What is expected. Your answer should be one number, the count of lines in the data that hold "change".

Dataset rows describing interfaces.
========================================

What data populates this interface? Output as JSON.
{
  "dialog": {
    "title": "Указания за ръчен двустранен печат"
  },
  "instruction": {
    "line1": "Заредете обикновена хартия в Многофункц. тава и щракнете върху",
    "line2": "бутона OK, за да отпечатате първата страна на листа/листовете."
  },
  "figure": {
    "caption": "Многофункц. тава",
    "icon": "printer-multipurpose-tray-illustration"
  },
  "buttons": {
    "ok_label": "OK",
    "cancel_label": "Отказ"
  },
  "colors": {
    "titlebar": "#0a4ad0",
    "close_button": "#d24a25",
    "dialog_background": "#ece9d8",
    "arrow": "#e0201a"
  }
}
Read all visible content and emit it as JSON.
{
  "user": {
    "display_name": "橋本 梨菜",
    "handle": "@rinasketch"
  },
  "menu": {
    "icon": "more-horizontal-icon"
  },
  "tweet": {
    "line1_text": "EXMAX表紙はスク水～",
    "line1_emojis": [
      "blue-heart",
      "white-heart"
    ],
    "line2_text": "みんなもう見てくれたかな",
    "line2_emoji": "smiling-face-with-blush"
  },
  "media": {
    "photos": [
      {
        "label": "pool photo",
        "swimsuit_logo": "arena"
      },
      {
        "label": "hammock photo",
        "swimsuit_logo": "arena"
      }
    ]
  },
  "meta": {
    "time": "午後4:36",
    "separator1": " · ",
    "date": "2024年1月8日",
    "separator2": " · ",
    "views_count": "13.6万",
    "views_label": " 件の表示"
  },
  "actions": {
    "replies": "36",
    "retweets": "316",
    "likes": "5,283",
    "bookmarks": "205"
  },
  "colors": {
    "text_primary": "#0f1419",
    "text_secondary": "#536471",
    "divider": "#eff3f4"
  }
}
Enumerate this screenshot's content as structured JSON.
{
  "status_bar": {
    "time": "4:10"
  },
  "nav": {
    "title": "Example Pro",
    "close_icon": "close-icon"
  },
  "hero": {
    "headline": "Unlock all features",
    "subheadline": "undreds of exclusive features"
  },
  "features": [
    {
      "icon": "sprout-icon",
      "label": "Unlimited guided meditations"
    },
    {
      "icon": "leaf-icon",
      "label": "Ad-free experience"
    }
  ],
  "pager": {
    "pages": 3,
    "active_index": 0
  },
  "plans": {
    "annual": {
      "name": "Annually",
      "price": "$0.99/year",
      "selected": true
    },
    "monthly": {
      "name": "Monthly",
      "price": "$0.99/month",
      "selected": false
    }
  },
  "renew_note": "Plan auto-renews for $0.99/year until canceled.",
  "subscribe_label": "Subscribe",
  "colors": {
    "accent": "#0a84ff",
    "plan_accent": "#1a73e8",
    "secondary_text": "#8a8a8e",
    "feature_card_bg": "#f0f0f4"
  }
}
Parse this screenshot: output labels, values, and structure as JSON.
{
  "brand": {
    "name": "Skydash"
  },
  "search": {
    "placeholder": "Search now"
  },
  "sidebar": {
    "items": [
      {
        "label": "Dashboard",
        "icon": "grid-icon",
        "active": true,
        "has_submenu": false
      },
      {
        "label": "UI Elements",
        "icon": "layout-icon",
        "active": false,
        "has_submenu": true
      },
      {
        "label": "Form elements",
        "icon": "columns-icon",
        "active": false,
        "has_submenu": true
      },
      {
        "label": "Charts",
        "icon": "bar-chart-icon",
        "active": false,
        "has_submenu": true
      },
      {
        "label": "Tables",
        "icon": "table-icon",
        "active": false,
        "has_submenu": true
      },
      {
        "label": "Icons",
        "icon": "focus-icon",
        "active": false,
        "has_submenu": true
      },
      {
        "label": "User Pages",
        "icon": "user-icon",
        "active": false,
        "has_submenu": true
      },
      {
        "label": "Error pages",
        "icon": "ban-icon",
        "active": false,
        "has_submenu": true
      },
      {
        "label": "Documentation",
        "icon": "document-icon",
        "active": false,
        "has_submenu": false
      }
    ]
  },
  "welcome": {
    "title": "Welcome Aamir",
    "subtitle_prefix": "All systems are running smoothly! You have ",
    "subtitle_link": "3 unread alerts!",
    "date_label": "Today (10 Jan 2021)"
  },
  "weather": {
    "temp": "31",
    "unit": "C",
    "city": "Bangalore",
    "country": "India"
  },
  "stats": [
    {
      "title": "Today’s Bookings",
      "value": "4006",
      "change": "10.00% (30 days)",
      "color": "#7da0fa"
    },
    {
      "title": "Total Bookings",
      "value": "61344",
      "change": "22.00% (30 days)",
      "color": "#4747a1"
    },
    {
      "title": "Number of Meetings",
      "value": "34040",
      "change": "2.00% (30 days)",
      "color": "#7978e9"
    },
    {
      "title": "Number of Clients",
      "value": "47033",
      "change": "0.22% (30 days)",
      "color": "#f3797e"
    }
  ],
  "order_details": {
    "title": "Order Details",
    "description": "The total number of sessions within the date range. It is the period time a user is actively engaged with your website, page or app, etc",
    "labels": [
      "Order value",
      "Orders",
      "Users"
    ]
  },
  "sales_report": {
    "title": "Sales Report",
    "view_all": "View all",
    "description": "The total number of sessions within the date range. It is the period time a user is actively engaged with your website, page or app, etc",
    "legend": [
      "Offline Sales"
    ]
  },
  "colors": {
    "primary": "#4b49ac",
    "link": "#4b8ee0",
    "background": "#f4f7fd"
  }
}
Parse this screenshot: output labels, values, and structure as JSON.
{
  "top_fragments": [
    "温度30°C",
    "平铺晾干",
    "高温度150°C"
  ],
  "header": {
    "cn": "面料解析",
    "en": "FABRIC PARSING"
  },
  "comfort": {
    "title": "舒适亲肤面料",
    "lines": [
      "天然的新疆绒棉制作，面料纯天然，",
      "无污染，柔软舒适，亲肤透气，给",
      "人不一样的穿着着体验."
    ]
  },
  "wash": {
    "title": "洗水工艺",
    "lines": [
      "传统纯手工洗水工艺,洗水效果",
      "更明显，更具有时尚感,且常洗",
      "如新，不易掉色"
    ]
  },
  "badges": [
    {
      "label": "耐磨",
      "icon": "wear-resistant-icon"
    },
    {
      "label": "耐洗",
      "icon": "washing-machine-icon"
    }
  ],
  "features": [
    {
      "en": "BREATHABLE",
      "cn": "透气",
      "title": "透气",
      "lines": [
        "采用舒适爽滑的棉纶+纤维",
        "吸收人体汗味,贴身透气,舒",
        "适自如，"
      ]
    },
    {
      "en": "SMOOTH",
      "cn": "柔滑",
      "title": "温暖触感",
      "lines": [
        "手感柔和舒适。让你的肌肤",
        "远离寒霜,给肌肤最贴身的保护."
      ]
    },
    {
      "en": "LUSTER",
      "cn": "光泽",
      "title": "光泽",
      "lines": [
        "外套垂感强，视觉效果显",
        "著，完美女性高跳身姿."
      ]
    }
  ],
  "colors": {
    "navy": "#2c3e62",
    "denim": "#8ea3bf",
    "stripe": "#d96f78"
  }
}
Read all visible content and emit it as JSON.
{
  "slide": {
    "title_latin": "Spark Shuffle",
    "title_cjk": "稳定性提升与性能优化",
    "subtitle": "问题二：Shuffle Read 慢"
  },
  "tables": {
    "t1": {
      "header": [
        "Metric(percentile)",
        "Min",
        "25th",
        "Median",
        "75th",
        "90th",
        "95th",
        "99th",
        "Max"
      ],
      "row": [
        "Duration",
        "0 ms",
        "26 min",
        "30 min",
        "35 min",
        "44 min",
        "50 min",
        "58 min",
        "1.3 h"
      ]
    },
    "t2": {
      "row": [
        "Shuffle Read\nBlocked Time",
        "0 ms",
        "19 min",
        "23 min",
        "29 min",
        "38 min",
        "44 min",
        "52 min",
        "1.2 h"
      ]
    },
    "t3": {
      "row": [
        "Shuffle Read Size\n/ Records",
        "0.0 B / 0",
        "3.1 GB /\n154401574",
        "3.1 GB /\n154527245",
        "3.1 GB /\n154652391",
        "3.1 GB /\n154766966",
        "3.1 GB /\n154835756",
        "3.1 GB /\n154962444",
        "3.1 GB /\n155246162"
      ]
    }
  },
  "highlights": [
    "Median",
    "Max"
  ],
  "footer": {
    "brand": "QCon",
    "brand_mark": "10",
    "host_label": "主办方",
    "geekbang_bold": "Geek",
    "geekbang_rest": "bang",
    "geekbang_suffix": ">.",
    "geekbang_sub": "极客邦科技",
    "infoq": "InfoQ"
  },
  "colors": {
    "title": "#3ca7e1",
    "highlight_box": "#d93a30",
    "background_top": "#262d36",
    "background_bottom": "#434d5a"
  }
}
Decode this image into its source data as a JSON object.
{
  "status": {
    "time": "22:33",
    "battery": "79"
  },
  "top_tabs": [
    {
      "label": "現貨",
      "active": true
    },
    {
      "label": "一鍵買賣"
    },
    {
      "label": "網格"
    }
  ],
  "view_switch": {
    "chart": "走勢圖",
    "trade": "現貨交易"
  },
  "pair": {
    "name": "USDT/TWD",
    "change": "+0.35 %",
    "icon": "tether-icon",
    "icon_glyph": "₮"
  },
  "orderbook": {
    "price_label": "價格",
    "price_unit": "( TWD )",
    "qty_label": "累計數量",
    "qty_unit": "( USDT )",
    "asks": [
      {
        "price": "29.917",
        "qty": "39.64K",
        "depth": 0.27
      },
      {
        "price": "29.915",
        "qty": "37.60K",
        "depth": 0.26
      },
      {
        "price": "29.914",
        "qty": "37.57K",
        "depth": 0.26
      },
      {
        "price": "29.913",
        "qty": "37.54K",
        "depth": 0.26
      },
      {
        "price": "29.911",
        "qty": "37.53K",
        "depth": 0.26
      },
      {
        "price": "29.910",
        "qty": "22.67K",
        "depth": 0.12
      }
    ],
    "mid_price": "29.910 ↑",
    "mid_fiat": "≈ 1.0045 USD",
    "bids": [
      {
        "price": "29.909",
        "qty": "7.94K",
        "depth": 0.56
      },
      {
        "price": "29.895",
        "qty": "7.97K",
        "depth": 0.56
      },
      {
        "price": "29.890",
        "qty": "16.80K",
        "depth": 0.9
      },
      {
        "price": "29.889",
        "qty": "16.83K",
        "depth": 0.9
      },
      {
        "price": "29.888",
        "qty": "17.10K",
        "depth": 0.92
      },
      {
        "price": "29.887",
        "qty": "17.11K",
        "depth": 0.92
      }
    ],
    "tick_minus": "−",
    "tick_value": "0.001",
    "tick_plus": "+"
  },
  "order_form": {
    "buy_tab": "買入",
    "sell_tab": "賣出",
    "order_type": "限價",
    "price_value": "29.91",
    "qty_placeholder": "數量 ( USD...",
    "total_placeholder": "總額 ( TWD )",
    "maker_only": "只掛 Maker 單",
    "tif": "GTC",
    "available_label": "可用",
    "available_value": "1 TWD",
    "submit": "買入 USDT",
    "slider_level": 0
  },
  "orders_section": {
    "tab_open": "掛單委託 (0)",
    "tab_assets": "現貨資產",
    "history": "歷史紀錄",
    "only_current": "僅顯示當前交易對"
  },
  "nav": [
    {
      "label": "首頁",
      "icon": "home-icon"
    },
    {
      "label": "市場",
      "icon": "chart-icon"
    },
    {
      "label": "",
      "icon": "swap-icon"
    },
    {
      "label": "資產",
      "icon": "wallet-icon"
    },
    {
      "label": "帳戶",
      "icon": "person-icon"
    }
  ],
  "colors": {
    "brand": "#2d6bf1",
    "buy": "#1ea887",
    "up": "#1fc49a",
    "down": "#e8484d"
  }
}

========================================

Response to the task. 5